Mastered echochrome? Time to try a magical new puzzler to tease your brain…Take your mind on a brain teasing journey with the action puzzles of Echoshift PSP.
Because of their bite-sized nature, puzzle games have always felt custom-built for handheld videogame consoles. Handhelds have housed some of the finest titles that the genre has ever had to offer, and even when it wasn’t the birthplace of the original iteration, the handheld version has almost always ended up being viewed as the definitive one. Few people are aware for example, that the Nintendo Game Boy’s seminal and industry-changing take on Tetris was far from being the very first.
True to form, Sony’s Playstation Portable launched back in 2005 with Q Entertainment’s wondrous Lumines alongside it, but arguably that has continued to remain as the platform’s finest puzzle title. The rise of DLC gaming has meant that many development teams have begun crafting some very fine puzzle games for the home consoles, with the likes of Braid and N+ being two of the very best examples that, whilst both astonishing games, also both felt as if they belonged in your hands during a hefty bus journey.
As it happens, Braid and N+ are two very apt comparisons here, because Sony’s new potential killer-app Echoshift owes a very mild debt to both of them. It resembles the former because it boasts similar mind-bending time-shift gameplay; and the latter’s stark, stripped-down (but extremely appealing) visuals share much with Echoshift’s pristine and minimalist aesthetic.
Your goal here is simple – get from one side of the screen to the other. In your way are a host of switch-blocks, moving objects and crumbling floors, and attempting to complete a level on your first play-through is quite literally impossible. But each one lasts for exactly thirty seconds, and after that you’ll have to start all over again – but the ghost of your previous attempt (and up to ten of your previous attempts before it) will follow his or her exact pattern alongside you. So if you stood on a weight-sensitive switch to open a door in your first play-through, then a ghost will appear and do exactly that in your second – perhaps enabling you to walk through that very same (and now open) door.

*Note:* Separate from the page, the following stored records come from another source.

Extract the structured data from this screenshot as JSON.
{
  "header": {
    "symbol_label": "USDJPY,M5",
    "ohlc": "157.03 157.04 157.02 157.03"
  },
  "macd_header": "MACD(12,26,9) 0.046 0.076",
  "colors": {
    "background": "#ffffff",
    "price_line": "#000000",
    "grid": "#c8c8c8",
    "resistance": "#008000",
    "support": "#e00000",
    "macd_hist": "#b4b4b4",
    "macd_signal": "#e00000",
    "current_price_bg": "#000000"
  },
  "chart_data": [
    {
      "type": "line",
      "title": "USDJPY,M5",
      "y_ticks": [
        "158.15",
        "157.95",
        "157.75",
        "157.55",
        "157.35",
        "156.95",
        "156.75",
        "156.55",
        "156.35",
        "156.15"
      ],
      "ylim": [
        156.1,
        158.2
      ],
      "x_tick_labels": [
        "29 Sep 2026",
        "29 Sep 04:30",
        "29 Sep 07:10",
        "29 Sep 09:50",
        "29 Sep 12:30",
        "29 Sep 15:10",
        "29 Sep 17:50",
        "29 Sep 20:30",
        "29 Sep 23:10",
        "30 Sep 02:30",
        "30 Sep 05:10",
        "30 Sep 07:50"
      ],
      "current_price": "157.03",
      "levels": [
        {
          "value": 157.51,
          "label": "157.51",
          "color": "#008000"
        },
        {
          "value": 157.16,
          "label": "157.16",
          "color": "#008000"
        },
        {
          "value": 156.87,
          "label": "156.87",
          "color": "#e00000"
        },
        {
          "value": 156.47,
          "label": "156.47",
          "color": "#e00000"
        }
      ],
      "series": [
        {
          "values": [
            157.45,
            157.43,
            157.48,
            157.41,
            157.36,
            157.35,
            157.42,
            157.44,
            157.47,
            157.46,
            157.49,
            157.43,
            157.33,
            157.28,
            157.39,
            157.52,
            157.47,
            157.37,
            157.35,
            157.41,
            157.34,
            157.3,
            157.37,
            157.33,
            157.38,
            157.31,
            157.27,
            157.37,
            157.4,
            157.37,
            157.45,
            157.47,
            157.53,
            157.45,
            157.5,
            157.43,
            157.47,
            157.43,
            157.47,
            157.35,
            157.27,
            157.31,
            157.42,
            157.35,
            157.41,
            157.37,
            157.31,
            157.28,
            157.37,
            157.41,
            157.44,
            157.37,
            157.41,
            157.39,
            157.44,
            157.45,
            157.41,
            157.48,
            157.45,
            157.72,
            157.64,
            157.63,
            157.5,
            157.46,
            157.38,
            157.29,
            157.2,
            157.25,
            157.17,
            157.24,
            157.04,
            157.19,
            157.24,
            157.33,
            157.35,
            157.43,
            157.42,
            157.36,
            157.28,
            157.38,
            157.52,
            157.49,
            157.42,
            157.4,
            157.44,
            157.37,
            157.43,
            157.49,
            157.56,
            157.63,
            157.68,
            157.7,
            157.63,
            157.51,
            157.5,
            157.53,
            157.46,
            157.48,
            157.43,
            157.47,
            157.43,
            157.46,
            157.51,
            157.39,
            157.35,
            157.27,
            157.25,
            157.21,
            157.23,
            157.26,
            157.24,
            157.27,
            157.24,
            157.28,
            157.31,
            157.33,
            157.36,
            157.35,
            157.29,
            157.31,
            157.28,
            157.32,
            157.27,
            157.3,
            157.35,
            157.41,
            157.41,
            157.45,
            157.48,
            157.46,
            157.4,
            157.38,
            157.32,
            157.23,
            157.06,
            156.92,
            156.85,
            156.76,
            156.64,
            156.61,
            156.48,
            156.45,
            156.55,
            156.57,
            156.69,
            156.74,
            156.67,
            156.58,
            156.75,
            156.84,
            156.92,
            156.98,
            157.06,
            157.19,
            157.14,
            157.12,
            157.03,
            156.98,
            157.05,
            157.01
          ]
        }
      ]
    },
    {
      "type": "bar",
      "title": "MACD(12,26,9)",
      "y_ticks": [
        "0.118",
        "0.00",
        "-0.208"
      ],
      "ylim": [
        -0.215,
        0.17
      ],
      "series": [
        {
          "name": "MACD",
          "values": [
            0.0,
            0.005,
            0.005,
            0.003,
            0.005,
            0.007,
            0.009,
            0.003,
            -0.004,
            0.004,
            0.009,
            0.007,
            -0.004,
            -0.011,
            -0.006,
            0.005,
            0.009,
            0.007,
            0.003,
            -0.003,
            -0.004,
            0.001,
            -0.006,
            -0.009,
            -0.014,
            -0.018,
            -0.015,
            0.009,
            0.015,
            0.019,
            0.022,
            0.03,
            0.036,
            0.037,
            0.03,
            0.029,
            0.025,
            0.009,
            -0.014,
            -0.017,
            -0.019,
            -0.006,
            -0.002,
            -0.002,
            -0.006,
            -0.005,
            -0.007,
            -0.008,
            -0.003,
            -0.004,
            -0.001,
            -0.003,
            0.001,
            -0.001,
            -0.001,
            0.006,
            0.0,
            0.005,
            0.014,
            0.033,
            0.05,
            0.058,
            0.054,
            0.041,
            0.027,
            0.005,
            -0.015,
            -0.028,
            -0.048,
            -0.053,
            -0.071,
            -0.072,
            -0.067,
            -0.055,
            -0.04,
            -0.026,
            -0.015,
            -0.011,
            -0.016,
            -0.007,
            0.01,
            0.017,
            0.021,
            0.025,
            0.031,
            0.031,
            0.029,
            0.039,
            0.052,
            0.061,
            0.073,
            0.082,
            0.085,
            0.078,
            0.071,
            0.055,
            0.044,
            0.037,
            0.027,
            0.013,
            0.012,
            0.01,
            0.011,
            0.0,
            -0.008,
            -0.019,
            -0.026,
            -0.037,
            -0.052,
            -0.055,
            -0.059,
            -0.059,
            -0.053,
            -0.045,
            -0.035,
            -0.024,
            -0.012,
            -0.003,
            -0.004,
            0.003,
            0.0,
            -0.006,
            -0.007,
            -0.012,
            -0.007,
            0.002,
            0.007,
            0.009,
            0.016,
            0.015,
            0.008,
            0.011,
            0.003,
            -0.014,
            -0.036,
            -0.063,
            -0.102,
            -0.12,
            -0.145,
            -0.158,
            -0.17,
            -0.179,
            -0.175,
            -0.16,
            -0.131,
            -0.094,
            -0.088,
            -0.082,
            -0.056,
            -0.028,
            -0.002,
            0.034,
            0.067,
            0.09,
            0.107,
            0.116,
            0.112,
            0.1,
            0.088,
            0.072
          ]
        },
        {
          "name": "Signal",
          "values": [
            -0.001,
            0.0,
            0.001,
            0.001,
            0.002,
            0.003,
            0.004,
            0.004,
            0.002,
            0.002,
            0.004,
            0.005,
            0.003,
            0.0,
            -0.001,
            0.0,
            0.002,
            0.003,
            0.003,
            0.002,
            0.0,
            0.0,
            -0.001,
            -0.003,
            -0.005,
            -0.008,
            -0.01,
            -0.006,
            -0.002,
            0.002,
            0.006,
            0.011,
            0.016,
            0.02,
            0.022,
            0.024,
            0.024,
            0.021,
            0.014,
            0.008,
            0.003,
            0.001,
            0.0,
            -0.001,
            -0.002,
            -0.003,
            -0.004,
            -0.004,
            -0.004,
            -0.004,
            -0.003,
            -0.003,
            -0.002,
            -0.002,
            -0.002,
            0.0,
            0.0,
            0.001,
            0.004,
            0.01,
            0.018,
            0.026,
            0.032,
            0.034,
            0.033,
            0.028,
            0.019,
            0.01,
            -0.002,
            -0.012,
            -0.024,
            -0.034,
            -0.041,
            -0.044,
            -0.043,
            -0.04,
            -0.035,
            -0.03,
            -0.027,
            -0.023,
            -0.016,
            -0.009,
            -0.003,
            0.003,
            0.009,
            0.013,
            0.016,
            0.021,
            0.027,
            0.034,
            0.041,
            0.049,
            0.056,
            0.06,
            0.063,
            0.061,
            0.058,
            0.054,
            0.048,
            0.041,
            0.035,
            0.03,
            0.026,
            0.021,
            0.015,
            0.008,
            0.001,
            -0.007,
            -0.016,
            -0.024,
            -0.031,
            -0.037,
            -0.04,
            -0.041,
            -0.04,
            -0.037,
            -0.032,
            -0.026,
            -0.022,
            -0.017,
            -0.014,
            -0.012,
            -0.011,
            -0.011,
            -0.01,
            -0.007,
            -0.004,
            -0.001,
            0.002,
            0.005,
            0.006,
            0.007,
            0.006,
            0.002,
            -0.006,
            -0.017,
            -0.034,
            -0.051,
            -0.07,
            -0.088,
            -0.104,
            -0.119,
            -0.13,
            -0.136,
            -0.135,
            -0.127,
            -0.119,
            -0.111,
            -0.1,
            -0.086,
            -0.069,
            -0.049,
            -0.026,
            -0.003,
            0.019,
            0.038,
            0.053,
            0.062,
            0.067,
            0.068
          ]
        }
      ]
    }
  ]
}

Sony’s in-house Japan Studio call this gameplay “self co-op”, and how they toy with this format is absolutely joyous. You are invited to ponder each level before you begin, and before long you’ll end up poring over each one like a Sudoku puzzle. The game encourages investigative trial-and-error, but the hardcore will take a great sense of pride in attempting to solve each puzzle before they even start it.
With 45 utterly devilish levels present on the UMD disc alone, and many more promised in the near future via Playstation Network, this is a pretty faultless package, especially given the extremely appealing price point. If you like puzzle games, you’d be mad to go without it. It already feels like something of a classic.
Watch the Echoshift PSP trailer here…
Are you up for the challenge?